Reading Time: 5 MINUTES
With so many variables and speedy turnarounds, ensuring the laundry runs smoothly requires meticulous multi-tasking and a mathematical mind. This is a day in the life of Japhet Koech
My name is Japhet Koech and I am 36 years old. Laundry was the natural career choice for me. I have tried to change and I just can’t. It’s what I am meant to do. My day starts first thing in the morning at 05:40. I shower and dress – I have to make sure I am presentable – then check that I have my keys and head straight to the laundry to be there by 6am sharp as today I am on the early shift.
The first thing I do is open all the doors and ventilate the room. Today, we’ve been requested to conduct some maintenance on the machines and run them with plain water for five minutes with no soap or clothing. Then, I start working on preparing the laundry loads and first priority goes to the napkins.
Next comes the guest laundry received the previous night, which should be delivered before 10am checkout. Then come the towels. This ends the previous day’s work. What comes next depends on the number of checkouts – many checkouts means lots of sheets and towels. I already have my day sheet so I am prepared and know exactly how many guests are leaving and how many new arrivals we’re expecting. At 07:30 my colleagues arrive and I handover what I’m busy with so that I can go for breakfast – tea with bread or sweet potato. Then I quickly head back to continue my day to receive more laundry.
My colleagues proceed directly to the napkins on arrival. They take them out the machine, load them into the dryer and finally press them before sending to the guest areas in time for breakfast. By 08:30, all staff uniforms should be ready for washing and by 9am I ensure they are in the laundry machines. Much relies on the tent stewards and how quickly they bring the used linen. I need 17kg in order to load the machine. Of our two machines, one is busy with the staff uniforms and we have whites, khakis and colours, which are each washed separately.

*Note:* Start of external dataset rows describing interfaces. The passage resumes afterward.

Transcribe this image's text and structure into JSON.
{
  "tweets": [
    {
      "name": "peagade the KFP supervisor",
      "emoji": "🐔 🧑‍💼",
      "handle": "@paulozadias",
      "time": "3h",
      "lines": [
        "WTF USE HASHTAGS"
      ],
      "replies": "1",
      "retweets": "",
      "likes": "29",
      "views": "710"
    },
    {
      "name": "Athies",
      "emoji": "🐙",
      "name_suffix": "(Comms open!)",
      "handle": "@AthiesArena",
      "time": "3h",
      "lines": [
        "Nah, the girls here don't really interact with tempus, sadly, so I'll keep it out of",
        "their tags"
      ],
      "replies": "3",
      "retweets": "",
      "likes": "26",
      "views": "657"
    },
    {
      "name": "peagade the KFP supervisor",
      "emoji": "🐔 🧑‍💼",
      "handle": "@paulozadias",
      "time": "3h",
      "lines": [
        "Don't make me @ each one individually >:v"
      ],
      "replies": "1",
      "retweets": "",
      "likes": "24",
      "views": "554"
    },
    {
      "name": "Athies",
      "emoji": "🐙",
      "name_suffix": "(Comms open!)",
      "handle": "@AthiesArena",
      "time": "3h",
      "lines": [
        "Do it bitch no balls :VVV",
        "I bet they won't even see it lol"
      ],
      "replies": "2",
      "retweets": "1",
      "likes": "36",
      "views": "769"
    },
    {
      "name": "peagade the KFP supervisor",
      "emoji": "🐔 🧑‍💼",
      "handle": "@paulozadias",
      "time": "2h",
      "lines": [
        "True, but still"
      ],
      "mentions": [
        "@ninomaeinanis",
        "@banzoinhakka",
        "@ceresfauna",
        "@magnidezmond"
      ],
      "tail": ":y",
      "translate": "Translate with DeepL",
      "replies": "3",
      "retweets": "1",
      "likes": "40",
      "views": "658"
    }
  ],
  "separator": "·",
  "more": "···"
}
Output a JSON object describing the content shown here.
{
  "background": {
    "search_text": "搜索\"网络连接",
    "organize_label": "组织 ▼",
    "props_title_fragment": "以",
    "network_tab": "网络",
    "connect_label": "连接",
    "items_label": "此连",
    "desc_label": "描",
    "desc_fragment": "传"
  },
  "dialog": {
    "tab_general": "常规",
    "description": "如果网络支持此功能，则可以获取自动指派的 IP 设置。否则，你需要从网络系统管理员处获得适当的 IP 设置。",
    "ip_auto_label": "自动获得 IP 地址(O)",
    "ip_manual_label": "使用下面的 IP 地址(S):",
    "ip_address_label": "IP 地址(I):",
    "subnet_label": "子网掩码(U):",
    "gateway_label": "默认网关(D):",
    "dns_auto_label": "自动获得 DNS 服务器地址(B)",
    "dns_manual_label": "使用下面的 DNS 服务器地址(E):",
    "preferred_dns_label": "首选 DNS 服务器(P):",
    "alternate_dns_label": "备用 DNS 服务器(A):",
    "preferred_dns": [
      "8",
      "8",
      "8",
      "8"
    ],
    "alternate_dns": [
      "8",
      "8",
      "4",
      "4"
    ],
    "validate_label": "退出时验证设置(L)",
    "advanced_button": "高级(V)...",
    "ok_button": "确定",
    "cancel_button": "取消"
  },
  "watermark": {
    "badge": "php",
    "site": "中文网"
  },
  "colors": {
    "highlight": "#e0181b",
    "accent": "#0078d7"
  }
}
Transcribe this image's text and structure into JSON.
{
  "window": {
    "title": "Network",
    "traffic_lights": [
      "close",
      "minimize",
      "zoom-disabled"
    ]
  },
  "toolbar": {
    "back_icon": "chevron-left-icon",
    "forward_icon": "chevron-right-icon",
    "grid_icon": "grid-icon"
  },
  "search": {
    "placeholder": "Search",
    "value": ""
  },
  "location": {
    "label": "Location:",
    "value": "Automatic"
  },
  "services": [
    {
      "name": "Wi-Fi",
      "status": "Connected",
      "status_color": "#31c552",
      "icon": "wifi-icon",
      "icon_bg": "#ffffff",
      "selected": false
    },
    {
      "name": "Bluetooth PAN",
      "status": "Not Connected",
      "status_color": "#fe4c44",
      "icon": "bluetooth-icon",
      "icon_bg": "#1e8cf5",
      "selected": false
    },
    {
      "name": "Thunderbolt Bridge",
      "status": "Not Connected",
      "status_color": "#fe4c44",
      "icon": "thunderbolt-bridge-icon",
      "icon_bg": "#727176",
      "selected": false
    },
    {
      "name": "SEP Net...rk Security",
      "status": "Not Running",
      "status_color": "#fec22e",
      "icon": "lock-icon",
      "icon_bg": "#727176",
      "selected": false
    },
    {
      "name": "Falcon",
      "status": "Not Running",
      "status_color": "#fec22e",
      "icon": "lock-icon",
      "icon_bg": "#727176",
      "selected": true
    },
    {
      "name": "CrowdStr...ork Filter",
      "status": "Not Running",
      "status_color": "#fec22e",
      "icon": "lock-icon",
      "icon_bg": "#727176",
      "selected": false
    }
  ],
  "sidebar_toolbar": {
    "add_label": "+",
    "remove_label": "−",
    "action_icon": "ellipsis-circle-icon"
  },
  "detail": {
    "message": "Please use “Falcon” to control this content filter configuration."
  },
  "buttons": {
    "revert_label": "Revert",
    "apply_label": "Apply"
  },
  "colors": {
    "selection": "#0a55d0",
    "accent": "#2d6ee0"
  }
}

When we are busy like today, we work in a team of four. Two will iron guest clothing and staff uniforms and the other two work the pressing machine, loading and offloading the machines and sorting. This prioritisation can be a bit hectic – our work is all about mathematics! You have to weigh and prioritise in order to be as efficient as possible. By 10am, most of the used linen has been received and clean linen has been dispatched. “You bring me dirty, I give you clean – it is a trade”.
Then we need a team of two to press the sheets in the machine. We are always mindful of the quality, which is far more important than quantity. I also like to empower my colleagues and trainees to focus on the detail if they are yearning to be productive in this industry.
At this stage of the day, there are a lot of things happening at once. Washing machines are loaded, dryers are busy – one with towels and the other with sheets in loads. There is a lot of communication as we are working on the various tasks and continue to process the day sheets. Then you have to be flexible and sacrifice your work to assist the tent stewards with items from the storeroom (known as the “silent room”) for special requests like extra pillows, duvets, pens, lost luggage amenities etc.
Now we have implemented a sign that says “Knock and Wait” to ensure you balance between their requests with the importance of what we are busy with.
Between 12pm to 2pm, staff members stop by to collect their clean clothes. We take our lunch break in turns, two at a time. I like to sit with anybody at lunch and chat for 30 minutes and relax a little bit. In the afternoon, we put up our “Do Not Disturb” sign so that I can sort very thoroughly and undisturbed until all the clothes match the way they came in and are ready to be dispatched at 4pm. This can go on until 6pm depending on the day and the amount of guest laundry.
If I’m delayed, I have to inform my tent stewards through WhatsApp messaging and they will then inform the guest if need be. On the other side, the dryers are done and my colleagues are now folding and pressing. Others are doing wet work outside like mats, tablemats and staff shoes. My day ends when all the laundry has been dispatched, usually between 5pm and 6pm, but sometimes as late as 7pm if there is a full camp.
After work I like to go to the field and play soccer with my colleagues or run to the airfield. On weekends, when time allows, I go to the recreation room and watch football. I call home every day to find out how my family are – I have a wife and two children.
At 7pm I have dinner – usually ugali and meat or vegetables. After dinner, I go to my room and do some laundry research on Google. I am especially interested in fabrics and different water treatments. I like researching anything that touches on laundry especially when I face a problem during the day’s work, then I look up possible solutions.
I am happy if guests are happy and I love getting feedback. We also face challenges and no day is the same. You have to always improve yourself… but that is obvious.